◆ Records to process
►
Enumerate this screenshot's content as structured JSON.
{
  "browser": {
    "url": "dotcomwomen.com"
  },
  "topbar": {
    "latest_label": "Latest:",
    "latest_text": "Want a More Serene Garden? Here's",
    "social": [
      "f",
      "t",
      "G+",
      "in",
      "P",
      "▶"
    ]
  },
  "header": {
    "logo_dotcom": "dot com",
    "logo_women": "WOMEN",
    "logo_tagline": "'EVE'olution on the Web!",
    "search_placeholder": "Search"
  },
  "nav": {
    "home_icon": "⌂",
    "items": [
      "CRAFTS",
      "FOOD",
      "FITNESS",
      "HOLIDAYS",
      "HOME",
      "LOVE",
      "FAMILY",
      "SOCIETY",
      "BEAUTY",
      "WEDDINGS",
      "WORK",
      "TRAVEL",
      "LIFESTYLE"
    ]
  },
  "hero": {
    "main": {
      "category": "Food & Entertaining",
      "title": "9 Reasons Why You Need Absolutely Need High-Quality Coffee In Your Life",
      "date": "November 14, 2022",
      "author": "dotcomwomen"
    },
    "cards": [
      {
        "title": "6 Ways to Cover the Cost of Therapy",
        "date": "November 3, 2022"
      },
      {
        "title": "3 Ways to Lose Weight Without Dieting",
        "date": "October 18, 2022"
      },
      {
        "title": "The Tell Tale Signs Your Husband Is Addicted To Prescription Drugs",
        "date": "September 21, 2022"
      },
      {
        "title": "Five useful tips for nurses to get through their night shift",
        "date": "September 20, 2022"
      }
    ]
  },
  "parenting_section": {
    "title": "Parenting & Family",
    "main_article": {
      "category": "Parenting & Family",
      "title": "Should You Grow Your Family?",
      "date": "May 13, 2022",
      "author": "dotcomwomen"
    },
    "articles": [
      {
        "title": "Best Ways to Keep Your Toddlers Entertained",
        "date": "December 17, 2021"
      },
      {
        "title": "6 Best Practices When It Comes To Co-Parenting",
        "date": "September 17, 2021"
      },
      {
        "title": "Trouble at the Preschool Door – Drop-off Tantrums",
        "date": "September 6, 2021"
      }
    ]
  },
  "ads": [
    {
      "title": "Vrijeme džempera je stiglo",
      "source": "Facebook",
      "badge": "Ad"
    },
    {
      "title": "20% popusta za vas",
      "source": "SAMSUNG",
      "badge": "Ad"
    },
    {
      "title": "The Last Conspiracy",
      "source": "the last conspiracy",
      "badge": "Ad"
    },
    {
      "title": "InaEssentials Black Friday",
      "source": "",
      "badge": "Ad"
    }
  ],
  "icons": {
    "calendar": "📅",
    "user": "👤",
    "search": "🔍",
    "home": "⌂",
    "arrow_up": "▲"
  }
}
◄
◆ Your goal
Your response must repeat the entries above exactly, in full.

◆ Completed task
Enumerate this screenshot's content as structured JSON.
{
  "browser": {
    "url": "dotcomwomen.com"
  },
  "topbar": {
    "latest_label": "Latest:",
    "latest_text": "Want a More Serene Garden? Here's",
    "social": [
      "f",
      "t",
      "G+",
      "in",
      "P",
      "▶"
    ]
  },
  "header": {
    "logo_dotcom": "dot com",
    "logo_women": "WOMEN",
    "logo_tagline": "'EVE'olution on the Web!",
    "search_placeholder": "Search"
  },
  "nav": {
    "home_icon": "⌂",
    "items": [
      "CRAFTS",
      "FOOD",
      "FITNESS",
      "HOLIDAYS",
      "HOME",
      "LOVE",
      "FAMILY",
      "SOCIETY",
      "BEAUTY",
      "WEDDINGS",
      "WORK",
      "TRAVEL",
      "LIFESTYLE"
    ]
  },
  "hero": {
    "main": {
      "category": "Food & Entertaining",
      "title": "9 Reasons Why You Need Absolutely Need High-Quality Coffee In Your Life",
      "date": "November 14, 2022",
      "author": "dotcomwomen"
    },
    "cards": [
      {
        "title": "6 Ways to Cover the Cost of Therapy",
        "date": "November 3, 2022"
      },
      {
        "title": "3 Ways to Lose Weight Without Dieting",
        "date": "October 18, 2022"
      },
      {
        "title": "The Tell Tale Signs Your Husband Is Addicted To Prescription Drugs",
        "date": "September 21, 2022"
      },
      {
        "title": "Five useful tips for nurses to get through their night shift",
        "date": "September 20, 2022"
      }
    ]
  },
  "parenting_section": {
    "title": "Parenting & Family",
    "main_article": {
      "category": "Parenting & Family",
      "title": "Should You Grow Your Family?",
      "date": "May 13, 2022",
      "author": "dotcomwomen"
    },
    "articles": [
      {
        "title": "Best Ways to Keep Your Toddlers Entertained",
        "date": "December 17, 2021"
      },
      {
        "title": "6 Best Practices When It Comes To Co-Parenting",
        "date": "September 17, 2021"
      },
      {
        "title": "Trouble at the Preschool Door – Drop-off Tantrums",
        "date": "September 6, 2021"
      }
    ]
  },
  "ads": [
    {
      "title": "Vrijeme džempera je stiglo",
      "source": "Facebook",
      "badge": "Ad"
    },
    {
      "title": "20% popusta za vas",
      "source": "SAMSUNG",
      "badge": "Ad"
    },
    {
      "title": "The Last Conspiracy",
      "source": "the last conspiracy",
      "badge": "Ad"
    },
    {
      "title": "InaEssentials Black Friday",
      "source": "",
      "badge": "Ad"
    }
  ],
  "icons": {
    "calendar": "📅",
    "user": "👤",
    "search": "🔍",
    "home": "⌂",
    "arrow_up": "▲"
  }
}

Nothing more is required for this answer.